▸ What the task requires: Retype each entry. Leave nothing out.

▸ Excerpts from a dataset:
..........
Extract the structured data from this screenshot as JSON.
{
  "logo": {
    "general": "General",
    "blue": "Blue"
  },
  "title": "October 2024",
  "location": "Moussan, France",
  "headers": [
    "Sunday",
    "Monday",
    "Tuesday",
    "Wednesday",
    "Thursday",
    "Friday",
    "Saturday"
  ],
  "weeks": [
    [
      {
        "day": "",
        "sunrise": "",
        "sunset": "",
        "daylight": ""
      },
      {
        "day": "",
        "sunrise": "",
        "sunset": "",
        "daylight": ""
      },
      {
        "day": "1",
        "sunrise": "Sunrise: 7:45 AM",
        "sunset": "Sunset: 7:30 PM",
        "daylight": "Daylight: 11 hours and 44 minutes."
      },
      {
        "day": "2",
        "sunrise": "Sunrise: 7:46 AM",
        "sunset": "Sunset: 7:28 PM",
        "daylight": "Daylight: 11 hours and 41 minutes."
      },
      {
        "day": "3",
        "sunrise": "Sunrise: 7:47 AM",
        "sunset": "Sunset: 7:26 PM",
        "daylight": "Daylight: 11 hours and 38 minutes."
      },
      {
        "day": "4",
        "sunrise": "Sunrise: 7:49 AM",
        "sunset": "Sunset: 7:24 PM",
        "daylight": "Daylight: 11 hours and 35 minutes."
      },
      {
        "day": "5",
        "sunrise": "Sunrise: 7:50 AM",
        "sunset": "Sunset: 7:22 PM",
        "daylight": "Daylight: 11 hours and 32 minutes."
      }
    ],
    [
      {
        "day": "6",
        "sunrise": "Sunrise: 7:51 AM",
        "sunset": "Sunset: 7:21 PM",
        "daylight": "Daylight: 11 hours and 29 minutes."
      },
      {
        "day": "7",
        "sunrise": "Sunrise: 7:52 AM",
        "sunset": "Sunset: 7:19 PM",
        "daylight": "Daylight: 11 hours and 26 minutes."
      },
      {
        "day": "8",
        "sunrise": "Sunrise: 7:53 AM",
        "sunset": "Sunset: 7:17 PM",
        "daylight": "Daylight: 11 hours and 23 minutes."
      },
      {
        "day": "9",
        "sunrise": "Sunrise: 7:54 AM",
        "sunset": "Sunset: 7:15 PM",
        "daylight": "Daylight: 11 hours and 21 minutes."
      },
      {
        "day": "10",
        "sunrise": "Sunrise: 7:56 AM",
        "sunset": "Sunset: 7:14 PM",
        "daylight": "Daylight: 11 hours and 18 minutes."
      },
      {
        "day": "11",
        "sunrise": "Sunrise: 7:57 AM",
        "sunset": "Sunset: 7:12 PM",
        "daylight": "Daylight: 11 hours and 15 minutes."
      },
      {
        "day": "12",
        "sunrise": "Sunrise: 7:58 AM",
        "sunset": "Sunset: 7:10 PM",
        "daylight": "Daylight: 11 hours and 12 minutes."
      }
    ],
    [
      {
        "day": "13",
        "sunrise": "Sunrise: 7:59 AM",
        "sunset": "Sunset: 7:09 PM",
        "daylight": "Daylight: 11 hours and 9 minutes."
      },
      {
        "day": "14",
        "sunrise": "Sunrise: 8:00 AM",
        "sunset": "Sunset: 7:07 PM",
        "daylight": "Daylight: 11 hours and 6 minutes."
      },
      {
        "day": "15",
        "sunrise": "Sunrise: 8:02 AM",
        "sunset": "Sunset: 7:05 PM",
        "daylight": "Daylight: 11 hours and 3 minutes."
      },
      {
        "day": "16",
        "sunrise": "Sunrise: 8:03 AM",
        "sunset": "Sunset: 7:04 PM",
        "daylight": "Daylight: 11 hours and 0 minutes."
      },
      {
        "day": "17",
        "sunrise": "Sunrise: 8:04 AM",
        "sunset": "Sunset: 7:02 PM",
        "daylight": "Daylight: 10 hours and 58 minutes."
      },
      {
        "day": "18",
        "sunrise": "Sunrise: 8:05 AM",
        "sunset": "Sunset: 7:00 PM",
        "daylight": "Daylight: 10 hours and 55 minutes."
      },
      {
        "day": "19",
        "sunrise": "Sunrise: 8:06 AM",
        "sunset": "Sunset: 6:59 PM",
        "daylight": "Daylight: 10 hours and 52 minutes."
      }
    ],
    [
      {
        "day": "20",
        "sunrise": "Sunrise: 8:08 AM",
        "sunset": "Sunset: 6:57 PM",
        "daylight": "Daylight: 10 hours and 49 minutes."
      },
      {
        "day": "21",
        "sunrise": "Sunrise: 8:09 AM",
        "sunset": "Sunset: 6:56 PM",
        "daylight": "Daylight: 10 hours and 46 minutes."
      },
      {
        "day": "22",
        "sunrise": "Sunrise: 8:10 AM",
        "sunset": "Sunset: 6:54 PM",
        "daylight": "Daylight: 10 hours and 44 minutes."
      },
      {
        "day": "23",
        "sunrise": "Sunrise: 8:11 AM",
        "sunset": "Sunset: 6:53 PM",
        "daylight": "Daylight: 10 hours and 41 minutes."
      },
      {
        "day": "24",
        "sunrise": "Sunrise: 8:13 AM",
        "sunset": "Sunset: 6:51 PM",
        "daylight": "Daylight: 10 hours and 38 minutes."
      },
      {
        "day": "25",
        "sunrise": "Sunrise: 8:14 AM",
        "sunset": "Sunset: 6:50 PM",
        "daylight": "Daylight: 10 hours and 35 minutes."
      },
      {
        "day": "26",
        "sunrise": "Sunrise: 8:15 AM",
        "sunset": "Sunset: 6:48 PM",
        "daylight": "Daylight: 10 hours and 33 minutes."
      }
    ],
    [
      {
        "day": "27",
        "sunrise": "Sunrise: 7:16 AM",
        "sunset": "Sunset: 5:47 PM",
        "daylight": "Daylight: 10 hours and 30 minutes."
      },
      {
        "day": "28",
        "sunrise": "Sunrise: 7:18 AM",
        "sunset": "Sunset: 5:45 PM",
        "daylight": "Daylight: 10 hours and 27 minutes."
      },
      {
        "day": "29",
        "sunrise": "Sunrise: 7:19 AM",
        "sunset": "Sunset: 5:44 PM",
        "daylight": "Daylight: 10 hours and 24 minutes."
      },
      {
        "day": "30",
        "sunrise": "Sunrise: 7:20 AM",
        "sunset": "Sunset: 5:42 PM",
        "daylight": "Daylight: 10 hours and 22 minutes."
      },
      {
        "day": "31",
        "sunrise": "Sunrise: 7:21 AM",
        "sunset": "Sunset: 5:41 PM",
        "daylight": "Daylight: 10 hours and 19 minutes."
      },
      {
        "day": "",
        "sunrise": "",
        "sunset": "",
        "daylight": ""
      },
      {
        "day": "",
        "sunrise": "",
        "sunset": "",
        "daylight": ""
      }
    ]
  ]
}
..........
▸ Response box:
Extract the structured data from this screenshot as JSON.
{
  "logo": {
    "general": "General",
    "blue": "Blue"
  },
  "title": "October 2024",
  "location": "Moussan, France",
  "headers": [
    "Sunday",
    "Monday",
    "Tuesday",
    "Wednesday",
    "Thursday",
    "Friday",
    "Saturday"
  ],
  "weeks": [
    [
      {
        "day": "",
        "sunrise": "",
        "sunset": "",
        "daylight": ""
      },
      {
        "day": "",
        "sunrise": "",
        "sunset": "",
        "daylight": ""
      },
      {
        "day": "1",
        "sunrise": "Sunrise: 7:45 AM",
        "sunset": "Sunset: 7:30 PM",
        "daylight": "Daylight: 11 hours and 44 minutes."
      },
      {
        "day": "2",
        "sunrise": "Sunrise: 7:46 AM",
        "sunset": "Sunset: 7:28 PM",
        "daylight": "Daylight: 11 hours and 41 minutes."
      },
      {
        "day": "3",
        "sunrise": "Sunrise: 7:47 AM",
        "sunset": "Sunset: 7:26 PM",
        "daylight": "Daylight: 11 hours and 38 minutes."
      },
      {
        "day": "4",
        "sunrise": "Sunrise: 7:49 AM",
        "sunset": "Sunset: 7:24 PM",
        "daylight": "Daylight: 11 hours and 35 minutes."
      },
      {
        "day": "5",
        "sunrise": "Sunrise: 7:50 AM",
        "sunset": "Sunset: 7:22 PM",
        "daylight": "Daylight: 11 hours and 32 minutes."
      }
    ],
    [
      {
        "day": "6",
        "sunrise": "Sunrise: 7:51 AM",
        "sunset": "Sunset: 7:21 PM",
        "daylight": "Daylight: 11 hours and 29 minutes."
      },
      {
        "day": "7",
        "sunrise": "Sunrise: 7:52 AM",
        "sunset": "Sunset: 7:19 PM",
        "daylight": "Daylight: 11 hours and 26 minutes."
      },
      {
        "day": "8",
        "sunrise": "Sunrise: 7:53 AM",
        "sunset": "Sunset: 7:17 PM",
        "daylight": "Daylight: 11 hours and 23 minutes."
      },
      {
        "day": "9",
        "sunrise": "Sunrise: 7:54 AM",
        "sunset": "Sunset: 7:15 PM",
        "daylight": "Daylight: 11 hours and 21 minutes."
      },
      {
        "day": "10",
        "sunrise": "Sunrise: 7:56 AM",
        "sunset": "Sunset: 7:14 PM",
        "daylight": "Daylight: 11 hours and 18 minutes."
      },
      {
        "day": "11",
        "sunrise": "Sunrise: 7:57 AM",
        "sunset": "Sunset: 7:12 PM",
        "daylight": "Daylight: 11 hours and 15 minutes."
      },
      {
        "day": "12",
        "sunrise": "Sunrise: 7:58 AM",
        "sunset": "Sunset: 7:10 PM",
        "daylight": "Daylight: 11 hours and 12 minutes."
      }
    ],
    [
      {
        "day": "13",
        "sunrise": "Sunrise: 7:59 AM",
        "sunset": "Sunset: 7:09 PM",
        "daylight": "Daylight: 11 hours and 9 minutes."
      },
      {
        "day": "14",
        "sunrise": "Sunrise: 8:00 AM",
        "sunset": "Sunset: 7:07 PM",
        "daylight": "Daylight: 11 hours and 6 minutes."
      },
      {
        "day": "15",
        "sunrise": "Sunrise: 8:02 AM",
        "sunset": "Sunset: 7:05 PM",
        "daylight": "Daylight: 11 hours and 3 minutes."
      },
      {
        "day": "16",
        "sunrise": "Sunrise: 8:03 AM",
        "sunset": "Sunset: 7:04 PM",
        "daylight": "Daylight: 11 hours and 0 minutes."
      },
      {
        "day": "17",
        "sunrise": "Sunrise: 8:04 AM",
        "sunset": "Sunset: 7:02 PM",
        "daylight": "Daylight: 10 hours and 58 minutes."
      },
      {
        "day": "18",
        "sunrise": "Sunrise: 8:05 AM",
        "sunset": "Sunset: 7:00 PM",
        "daylight": "Daylight: 10 hours and 55 minutes."
      },
      {
        "day": "19",
        "sunrise": "Sunrise: 8:06 AM",
        "sunset": "Sunset: 6:59 PM",
        "daylight": "Daylight: 10 hours and 52 minutes."
      }
    ],
    [
      {
        "day": "20",
        "sunrise": "Sunrise: 8:08 AM",
        "sunset": "Sunset: 6:57 PM",
        "daylight": "Daylight: 10 hours and 49 minutes."
      },
      {
        "day": "21",
        "sunrise": "Sunrise: 8:09 AM",
        "sunset": "Sunset: 6:56 PM",
        "daylight": "Daylight: 10 hours and 46 minutes."
      },
      {
        "day": "22",
        "sunrise": "Sunrise: 8:10 AM",
        "sunset": "Sunset: 6:54 PM",
        "daylight": "Daylight: 10 hours and 44 minutes."
      },
      {
        "day": "23",
        "sunrise": "Sunrise: 8:11 AM",
        "sunset": "Sunset: 6:53 PM",
        "daylight": "Daylight: 10 hours and 41 minutes."
      },
      {
        "day": "24",
        "sunrise": "Sunrise: 8:13 AM",
        "sunset": "Sunset: 6:51 PM",
        "daylight": "Daylight: 10 hours and 38 minutes."
      },
      {
        "day": "25",
        "sunrise": "Sunrise: 8:14 AM",
        "sunset": "Sunset: 6:50 PM",
        "daylight": "Daylight: 10 hours and 35 minutes."
      },
      {
        "day": "26",
        "sunrise": "Sunrise: 8:15 AM",
        "sunset": "Sunset: 6:48 PM",
        "daylight": "Daylight: 10 hours and 33 minutes."
      }
    ],
    [
      {
        "day": "27",
        "sunrise": "Sunrise: 7:16 AM",
        "sunset": "Sunset: 5:47 PM",
        "daylight": "Daylight: 10 hours and 30 minutes."
      },
      {
        "day": "28",
        "sunrise": "Sunrise: 7:18 AM",
        "sunset": "Sunset: 5:45 PM",
        "daylight": "Daylight: 10 hours and 27 minutes."
      },
      {
        "day": "29",
        "sunrise": "Sunrise: 7:19 AM",
        "sunset": "Sunset: 5:44 PM",
        "daylight": "Daylight: 10 hours and 24 minutes."
      },
      {
        "day": "30",
        "sunrise": "Sunrise: 7:20 AM",
        "sunset": "Sunset: 5:42 PM",
        "daylight": "Daylight: 10 hours and 22 minutes."
      },
      {
        "day": "31",
        "sunrise": "Sunrise: 7:21 AM",
        "sunset": "Sunset: 5:41 PM",
        "daylight": "Daylight: 10 hours and 19 minutes."
      },
      {
        "day": "",
        "sunrise": "",
        "sunset": "",
        "daylight": ""
      },
      {
        "day": "",
        "sunrise": "",
        "sunset": "",
        "daylight": ""
      }
    ]
  ]
}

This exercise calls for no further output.